Stuff happens – and sometimes you deserve to be compensated for it. But a lawsuit should not be undertaken lightly.
Step 1: Decide if you have a good case Determine whether you have a case. You may be upset, but can you prove before a judge or jury that you suffered a serious injury and that the defendant was responsible? If you cannot, then you shouldn't file a lawsuit.
Step 2: Find out if you can collect if you win Find out whether the party you want to sue has money, income, or property. If they don't, it will be difficult -- if not impossible -- to collect any money you may be awarded.
TIP: Try to keep out of court by proposing a settlement to the potential defendant. Avoiding lengthy litigation and lawyers' fees could be a win-win situation for you both.
Step 3: Estimate your claim Estimate the size of your claim. If it is larger than the amount allowed in small claims court, find a lawyer to handle your case. Heed the old saying, "A person who acts as their own attorney has a fool for a client."
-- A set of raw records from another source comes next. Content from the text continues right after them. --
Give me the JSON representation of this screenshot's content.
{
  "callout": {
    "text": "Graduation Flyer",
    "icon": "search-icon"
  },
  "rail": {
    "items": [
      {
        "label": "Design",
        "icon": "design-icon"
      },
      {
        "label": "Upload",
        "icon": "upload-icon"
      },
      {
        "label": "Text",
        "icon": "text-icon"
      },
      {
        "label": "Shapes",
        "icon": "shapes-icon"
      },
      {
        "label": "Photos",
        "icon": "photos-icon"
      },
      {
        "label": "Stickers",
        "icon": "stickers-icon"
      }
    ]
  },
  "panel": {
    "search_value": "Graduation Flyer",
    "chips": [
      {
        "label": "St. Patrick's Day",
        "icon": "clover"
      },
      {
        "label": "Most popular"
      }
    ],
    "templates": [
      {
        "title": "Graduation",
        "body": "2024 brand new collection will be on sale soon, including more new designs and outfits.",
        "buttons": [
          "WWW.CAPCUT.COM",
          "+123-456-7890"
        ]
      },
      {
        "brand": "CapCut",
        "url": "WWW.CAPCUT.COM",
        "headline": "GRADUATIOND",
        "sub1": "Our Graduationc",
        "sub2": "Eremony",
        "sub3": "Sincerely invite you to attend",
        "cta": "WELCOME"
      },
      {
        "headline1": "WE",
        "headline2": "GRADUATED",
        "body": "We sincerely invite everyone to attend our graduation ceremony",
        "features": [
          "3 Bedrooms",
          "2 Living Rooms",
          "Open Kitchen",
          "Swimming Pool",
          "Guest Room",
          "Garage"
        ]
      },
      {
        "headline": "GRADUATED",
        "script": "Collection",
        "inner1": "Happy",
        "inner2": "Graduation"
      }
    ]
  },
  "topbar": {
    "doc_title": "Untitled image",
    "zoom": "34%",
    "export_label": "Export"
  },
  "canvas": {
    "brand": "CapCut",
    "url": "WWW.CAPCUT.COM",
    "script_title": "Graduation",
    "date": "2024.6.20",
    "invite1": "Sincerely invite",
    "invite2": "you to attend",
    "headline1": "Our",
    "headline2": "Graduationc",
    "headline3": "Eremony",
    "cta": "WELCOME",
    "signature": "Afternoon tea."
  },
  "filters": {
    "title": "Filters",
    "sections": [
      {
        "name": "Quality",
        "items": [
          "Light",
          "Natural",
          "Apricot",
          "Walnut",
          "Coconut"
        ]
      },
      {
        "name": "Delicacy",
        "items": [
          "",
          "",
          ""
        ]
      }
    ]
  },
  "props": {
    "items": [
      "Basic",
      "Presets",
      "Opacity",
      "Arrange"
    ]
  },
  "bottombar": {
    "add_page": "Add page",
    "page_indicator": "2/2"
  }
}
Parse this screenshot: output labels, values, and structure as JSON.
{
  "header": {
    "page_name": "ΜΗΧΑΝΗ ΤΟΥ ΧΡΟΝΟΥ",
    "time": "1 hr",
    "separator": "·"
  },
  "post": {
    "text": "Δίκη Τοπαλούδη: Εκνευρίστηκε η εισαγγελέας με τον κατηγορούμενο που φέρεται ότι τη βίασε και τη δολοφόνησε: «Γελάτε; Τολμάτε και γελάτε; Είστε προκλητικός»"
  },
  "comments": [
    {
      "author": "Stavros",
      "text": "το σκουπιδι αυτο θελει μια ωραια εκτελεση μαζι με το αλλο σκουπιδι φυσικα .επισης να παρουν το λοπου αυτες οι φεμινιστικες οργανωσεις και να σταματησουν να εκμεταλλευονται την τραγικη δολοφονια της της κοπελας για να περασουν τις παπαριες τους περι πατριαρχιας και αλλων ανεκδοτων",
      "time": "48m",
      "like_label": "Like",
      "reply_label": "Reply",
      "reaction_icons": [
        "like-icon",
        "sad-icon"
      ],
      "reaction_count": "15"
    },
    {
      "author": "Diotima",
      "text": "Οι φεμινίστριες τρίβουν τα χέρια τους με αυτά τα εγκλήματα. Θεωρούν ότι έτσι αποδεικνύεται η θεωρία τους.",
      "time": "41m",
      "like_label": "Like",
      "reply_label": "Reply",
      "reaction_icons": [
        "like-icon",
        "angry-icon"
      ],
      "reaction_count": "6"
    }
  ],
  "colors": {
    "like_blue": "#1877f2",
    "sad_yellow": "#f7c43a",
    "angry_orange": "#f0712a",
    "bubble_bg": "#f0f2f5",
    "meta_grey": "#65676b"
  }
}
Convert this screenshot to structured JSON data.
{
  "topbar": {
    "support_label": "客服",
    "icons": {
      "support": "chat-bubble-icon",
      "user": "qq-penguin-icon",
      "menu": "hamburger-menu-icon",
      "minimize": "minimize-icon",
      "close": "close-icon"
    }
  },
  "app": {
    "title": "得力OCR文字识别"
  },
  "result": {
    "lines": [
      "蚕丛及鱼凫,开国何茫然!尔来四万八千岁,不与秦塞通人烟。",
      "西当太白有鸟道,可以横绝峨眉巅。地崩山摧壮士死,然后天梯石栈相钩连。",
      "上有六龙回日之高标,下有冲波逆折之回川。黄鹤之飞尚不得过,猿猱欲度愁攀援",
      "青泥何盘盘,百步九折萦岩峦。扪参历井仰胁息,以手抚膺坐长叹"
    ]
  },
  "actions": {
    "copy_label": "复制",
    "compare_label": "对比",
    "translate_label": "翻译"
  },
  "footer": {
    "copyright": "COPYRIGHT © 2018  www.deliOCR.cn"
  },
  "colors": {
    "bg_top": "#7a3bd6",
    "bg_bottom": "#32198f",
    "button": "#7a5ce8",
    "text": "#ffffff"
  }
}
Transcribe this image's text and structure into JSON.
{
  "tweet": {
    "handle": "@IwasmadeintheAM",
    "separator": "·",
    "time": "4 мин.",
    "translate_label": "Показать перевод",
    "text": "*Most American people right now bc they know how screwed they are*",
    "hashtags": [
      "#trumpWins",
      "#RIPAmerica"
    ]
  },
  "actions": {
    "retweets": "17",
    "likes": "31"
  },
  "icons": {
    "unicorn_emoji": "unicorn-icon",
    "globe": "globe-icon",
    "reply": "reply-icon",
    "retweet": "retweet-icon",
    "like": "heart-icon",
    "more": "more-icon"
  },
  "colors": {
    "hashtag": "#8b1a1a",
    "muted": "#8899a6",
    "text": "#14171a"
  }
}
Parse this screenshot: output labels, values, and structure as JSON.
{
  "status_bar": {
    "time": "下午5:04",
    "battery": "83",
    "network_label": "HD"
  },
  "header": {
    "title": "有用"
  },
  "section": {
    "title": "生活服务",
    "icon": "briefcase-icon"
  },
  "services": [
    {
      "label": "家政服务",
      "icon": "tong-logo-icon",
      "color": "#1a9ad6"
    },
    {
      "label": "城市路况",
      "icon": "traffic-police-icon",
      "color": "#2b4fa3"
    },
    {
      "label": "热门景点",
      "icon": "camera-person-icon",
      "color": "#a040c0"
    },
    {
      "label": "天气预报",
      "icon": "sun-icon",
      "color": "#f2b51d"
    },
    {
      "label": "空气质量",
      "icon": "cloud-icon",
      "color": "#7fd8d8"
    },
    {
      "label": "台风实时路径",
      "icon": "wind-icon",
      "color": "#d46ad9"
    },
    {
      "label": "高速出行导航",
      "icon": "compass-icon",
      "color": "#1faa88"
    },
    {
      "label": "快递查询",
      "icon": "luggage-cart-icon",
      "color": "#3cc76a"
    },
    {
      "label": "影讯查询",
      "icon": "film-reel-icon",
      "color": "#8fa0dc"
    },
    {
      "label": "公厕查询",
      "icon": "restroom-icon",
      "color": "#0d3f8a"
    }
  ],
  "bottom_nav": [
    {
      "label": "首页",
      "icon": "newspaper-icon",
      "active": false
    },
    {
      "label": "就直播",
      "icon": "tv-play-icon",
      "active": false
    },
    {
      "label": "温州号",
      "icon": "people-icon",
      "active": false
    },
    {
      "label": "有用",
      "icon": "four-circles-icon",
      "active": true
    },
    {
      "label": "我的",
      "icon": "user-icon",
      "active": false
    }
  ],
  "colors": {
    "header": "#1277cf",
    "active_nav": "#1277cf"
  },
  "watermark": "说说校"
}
TIP: The maximum amount allowed in small claims court can be as high as $15,000 but varies from state to state.
Step 4: Name the defendant Find out and provide the full name of your defendant. If you're suing an individual or individuals, it should be obvious. If you're suing a business, you'll want to name the corporation or parent corporation.
Step 5: File the complaint File your complaint that describes your claim against the defendant. Steps vary depending on your jurisdiction, but usually you'll have to pay a filing fee, complete some forms, and prepare a summons, which notifies the defendant of your claim.
TIP: Your local jurisdiction may waive filing fees if you cannot afford them. Check with a lawyer or your local clerk for more information.
Step 6: Move to discovery phase Once your defendant responds to your complaint, move to the pretrial discovery phase of the suit, when both the prosecution and the defense share evidence and interview witnesses.
Step 7: Attend court and proceed to trial Attend court on the date set by the judge, and proceed to trial, if necessary. If you go to trial, you'll need to present evidence or witnesses to prove your case.
FACT: On popular TV shows where cases are decided by real judges, the proceedings are not really small claims trials, but agreements of binding arbitration that can't be appealed.